Problem description → Each line of the records below that holds "handle" should be returned.

Supplied data →
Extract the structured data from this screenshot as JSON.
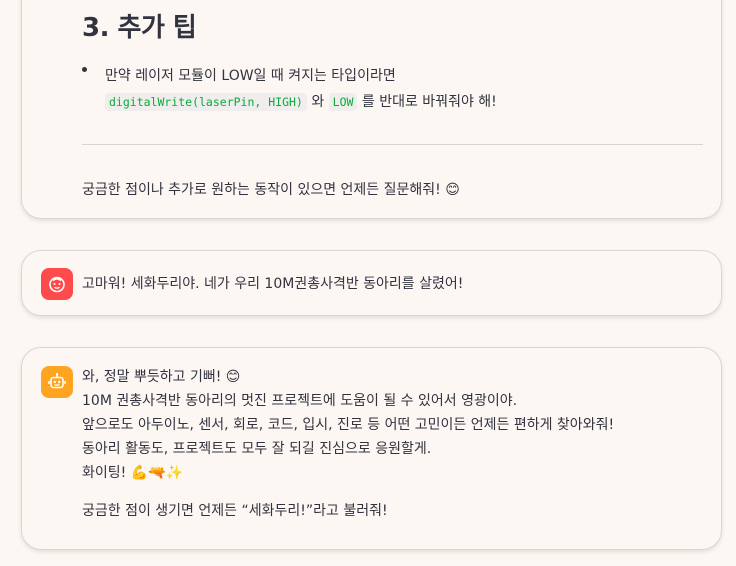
{
  "tips": {
    "heading": "3. 추가 팁",
    "bullet_text_1": "만약 레이저 모듈이 LOW일 때 켜지는 타입이라면",
    "code_1": "digitalWrite(laserPin, HIGH)",
    "bullet_mid": " 와 ",
    "code_2": "LOW",
    "bullet_text_2": " 를 반대로 바꿔줘야 해!",
    "closing": "궁금한 점이나 추가로 원하는 동작이 있으면 언제든 질문해줘! 😊"
  },
  "user_message": {
    "avatar_icon": "user-face-icon",
    "avatar_color": "#ff4b4b",
    "text": "고마워! 세화두리야. 네가 우리 10M권총사격반 동아리를 살렸어!"
  },
  "assistant_message": {
    "avatar_icon": "robot-icon",
    "avatar_color": "#ffa421",
    "lines": [
      "와, 정말 뿌듯하고 기뻐! 😊",
      "10M 권총사격반 동아리의 멋진 프로젝트에 도움이 될 수 있어서 영광이야.",
      "앞으로도 아두이노, 센서, 회로, 코드, 입시, 진로 등 어떤 고민이든 언제든 편하게 찾아와줘!",
      "동아리 활동도, 프로젝트도 모두 잘 되길 진심으로 응원할게.",
      "화이팅! 💪🔫✨"
    ],
    "closing": "궁금한 점이 생기면 언제든 “세화두리!”라고 불러줘!"
  }
}
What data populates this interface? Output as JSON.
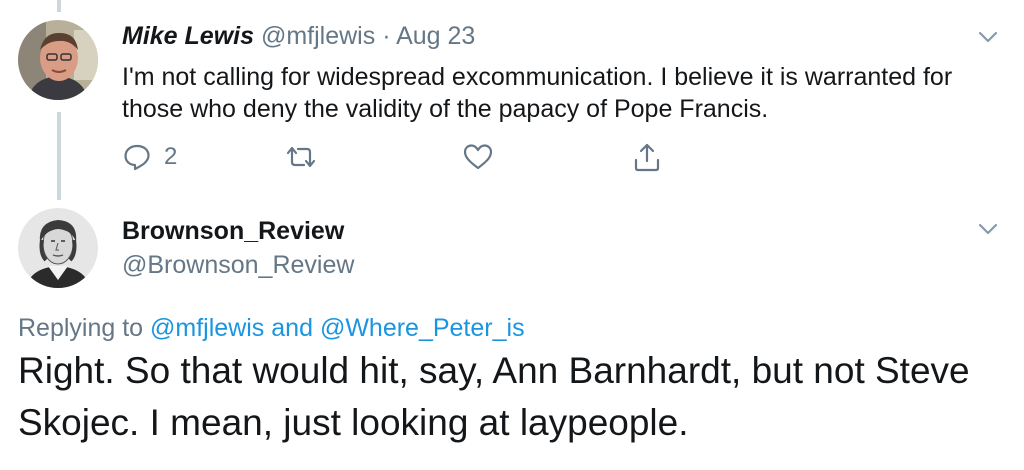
{
  "tweet1": {
    "author_name": "Mike Lewis",
    "handle": "@mfjlewis",
    "separator": "·",
    "date": "Aug 23",
    "text": "I'm not calling for widespread excommunication. I believe it is warranted for those who deny the validity of the papacy of Pope Francis.",
    "actions": {
      "reply_icon": "reply-icon",
      "reply_count": "2",
      "retweet_icon": "retweet-icon",
      "like_icon": "heart-icon",
      "share_icon": "share-icon"
    },
    "menu_icon": "chevron-down-icon"
  },
  "tweet2": {
    "author_name": "Brownson_Review",
    "handle": "@Brownson_Review",
    "replying_prefix": "Replying to",
    "replying_to": [
      "@mfjlewis",
      "@Where_Peter_is"
    ],
    "replying_joiner": "and",
    "text": "Right. So that would hit, say, Ann Barnhardt, but not Steve Skojec. I mean, just looking at laypeople.",
    "menu_icon": "chevron-down-icon"
  },
  "colors": {
    "text_primary": "#14171a",
    "text_secondary": "#657786",
    "link": "#1b95e0",
    "thread_line": "#ccd6dd"
  }
}
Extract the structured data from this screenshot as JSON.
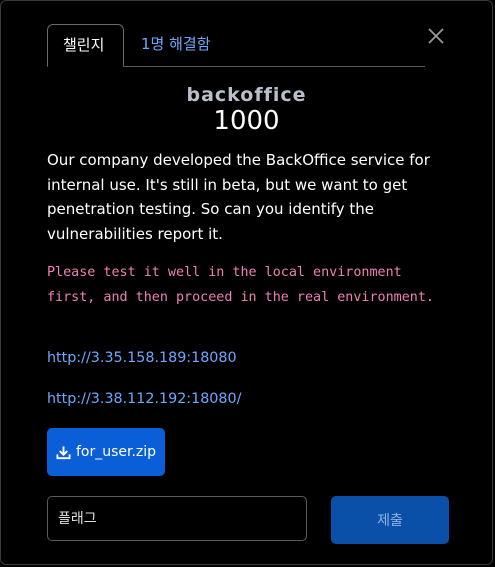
{
  "tabs": [
    {
      "label": "챌린지",
      "active": true
    },
    {
      "label": "1명 해결함",
      "active": false
    }
  ],
  "challenge": {
    "title": "backoffice",
    "points": "1000",
    "description": "Our company developed the BackOffice service for internal use. It's still in beta, but we want to get penetration testing. So can you identify the vulnerabilities report it.",
    "note": "Please test it well in the local environment first, and then proceed in the real environment.",
    "links": [
      "http://3.35.158.189:18080",
      "http://3.38.112.192:18080/"
    ],
    "download_label": "for_user.zip"
  },
  "form": {
    "flag_placeholder": "플래그",
    "submit_label": "제출"
  },
  "colors": {
    "link": "#6ea8fe",
    "note_text": "#ef7fb5",
    "primary_button": "#0a5ed7",
    "submit_button": "#0a4fa8"
  },
  "icons": {
    "close": "close-icon",
    "download": "download-icon"
  }
}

Solution for this exercise →
    "handle": "@mfjlewis",
    "handle": "@Brownson_Review",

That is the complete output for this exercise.